Exact copies of all the records are to be output.

**Exercise data:**
☆ ☆ ☆ ☆ ☆ ☆ ☆

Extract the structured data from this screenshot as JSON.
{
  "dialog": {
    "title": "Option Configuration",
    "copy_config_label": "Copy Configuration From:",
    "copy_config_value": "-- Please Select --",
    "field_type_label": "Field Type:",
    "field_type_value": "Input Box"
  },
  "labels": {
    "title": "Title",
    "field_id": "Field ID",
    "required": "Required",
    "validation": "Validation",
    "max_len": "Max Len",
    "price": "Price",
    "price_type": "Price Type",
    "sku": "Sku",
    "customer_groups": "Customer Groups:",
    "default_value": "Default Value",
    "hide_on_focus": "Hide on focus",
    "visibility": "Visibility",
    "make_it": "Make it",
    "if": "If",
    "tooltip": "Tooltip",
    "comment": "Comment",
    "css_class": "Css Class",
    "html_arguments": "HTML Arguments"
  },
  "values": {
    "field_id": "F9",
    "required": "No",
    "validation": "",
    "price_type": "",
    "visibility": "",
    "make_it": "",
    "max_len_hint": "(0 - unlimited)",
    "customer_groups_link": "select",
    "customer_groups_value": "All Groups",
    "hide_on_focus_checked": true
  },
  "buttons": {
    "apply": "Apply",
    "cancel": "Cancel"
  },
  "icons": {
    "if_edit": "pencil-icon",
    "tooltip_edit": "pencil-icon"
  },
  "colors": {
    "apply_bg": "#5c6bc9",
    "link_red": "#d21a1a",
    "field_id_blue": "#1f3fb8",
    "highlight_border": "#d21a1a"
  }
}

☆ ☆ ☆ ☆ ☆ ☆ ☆

**Answer to the problem:**
Extract the structured data from this screenshot as JSON.
{
  "dialog": {
    "title": "Option Configuration",
    "copy_config_label": "Copy Configuration From:",
    "copy_config_value": "-- Please Select --",
    "field_type_label": "Field Type:",
    "field_type_value": "Input Box"
  },
  "labels": {
    "title": "Title",
    "field_id": "Field ID",
    "required": "Required",
    "validation": "Validation",
    "max_len": "Max Len",
    "price": "Price",
    "price_type": "Price Type",
    "sku": "Sku",
    "customer_groups": "Customer Groups:",
    "default_value": "Default Value",
    "hide_on_focus": "Hide on focus",
    "visibility": "Visibility",
    "make_it": "Make it",
    "if": "If",
    "tooltip": "Tooltip",
    "comment": "Comment",
    "css_class": "Css Class",
    "html_arguments": "HTML Arguments"
  },
  "values": {
    "field_id": "F9",
    "required": "No",
    "validation": "",
    "price_type": "",
    "visibility": "",
    "make_it": "",
    "max_len_hint": "(0 - unlimited)",
    "customer_groups_link": "select",
    "customer_groups_value": "All Groups",
    "hide_on_focus_checked": true
  },
  "buttons": {
    "apply": "Apply",
    "cancel": "Cancel"
  },
  "icons": {
    "if_edit": "pencil-icon",
    "tooltip_edit": "pencil-icon"
  },
  "colors": {
    "apply_bg": "#5c6bc9",
    "link_red": "#d21a1a",
    "field_id_blue": "#1f3fb8",
    "highlight_border": "#d21a1a"
  }
}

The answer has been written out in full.